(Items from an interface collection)
Segment Open

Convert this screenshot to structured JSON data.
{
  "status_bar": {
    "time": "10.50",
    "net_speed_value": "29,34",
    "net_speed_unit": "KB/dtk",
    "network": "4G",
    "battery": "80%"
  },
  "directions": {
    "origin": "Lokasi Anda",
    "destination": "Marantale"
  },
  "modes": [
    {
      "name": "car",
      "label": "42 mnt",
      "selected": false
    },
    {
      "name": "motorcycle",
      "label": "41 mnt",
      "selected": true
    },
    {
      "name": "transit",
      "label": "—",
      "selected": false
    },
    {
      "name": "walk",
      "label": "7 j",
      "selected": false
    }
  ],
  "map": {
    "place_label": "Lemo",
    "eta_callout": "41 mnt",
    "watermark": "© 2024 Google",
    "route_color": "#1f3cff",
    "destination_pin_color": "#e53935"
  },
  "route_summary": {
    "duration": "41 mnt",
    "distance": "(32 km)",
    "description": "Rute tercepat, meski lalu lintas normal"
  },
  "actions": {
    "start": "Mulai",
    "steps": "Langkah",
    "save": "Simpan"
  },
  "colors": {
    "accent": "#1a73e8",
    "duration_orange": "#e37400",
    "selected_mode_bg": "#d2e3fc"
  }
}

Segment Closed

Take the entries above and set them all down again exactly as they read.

Convert this screenshot to structured JSON data.
{
  "status_bar": {
    "time": "10.50",
    "net_speed_value": "29,34",
    "net_speed_unit": "KB/dtk",
    "network": "4G",
    "battery": "80%"
  },
  "directions": {
    "origin": "Lokasi Anda",
    "destination": "Marantale"
  },
  "modes": [
    {
      "name": "car",
      "label": "42 mnt",
      "selected": false
    },
    {
      "name": "motorcycle",
      "label": "41 mnt",
      "selected": true
    },
    {
      "name": "transit",
      "label": "—",
      "selected": false
    },
    {
      "name": "walk",
      "label": "7 j",
      "selected": false
    }
  ],
  "map": {
    "place_label": "Lemo",
    "eta_callout": "41 mnt",
    "watermark": "© 2024 Google",
    "route_color": "#1f3cff",
    "destination_pin_color": "#e53935"
  },
  "route_summary": {
    "duration": "41 mnt",
    "distance": "(32 km)",
    "description": "Rute tercepat, meski lalu lintas normal"
  },
  "actions": {
    "start": "Mulai",
    "steps": "Langkah",
    "save": "Simpan"
  },
  "colors": {
    "accent": "#1a73e8",
    "duration_orange": "#e37400",
    "selected_mode_bg": "#d2e3fc"
  }
}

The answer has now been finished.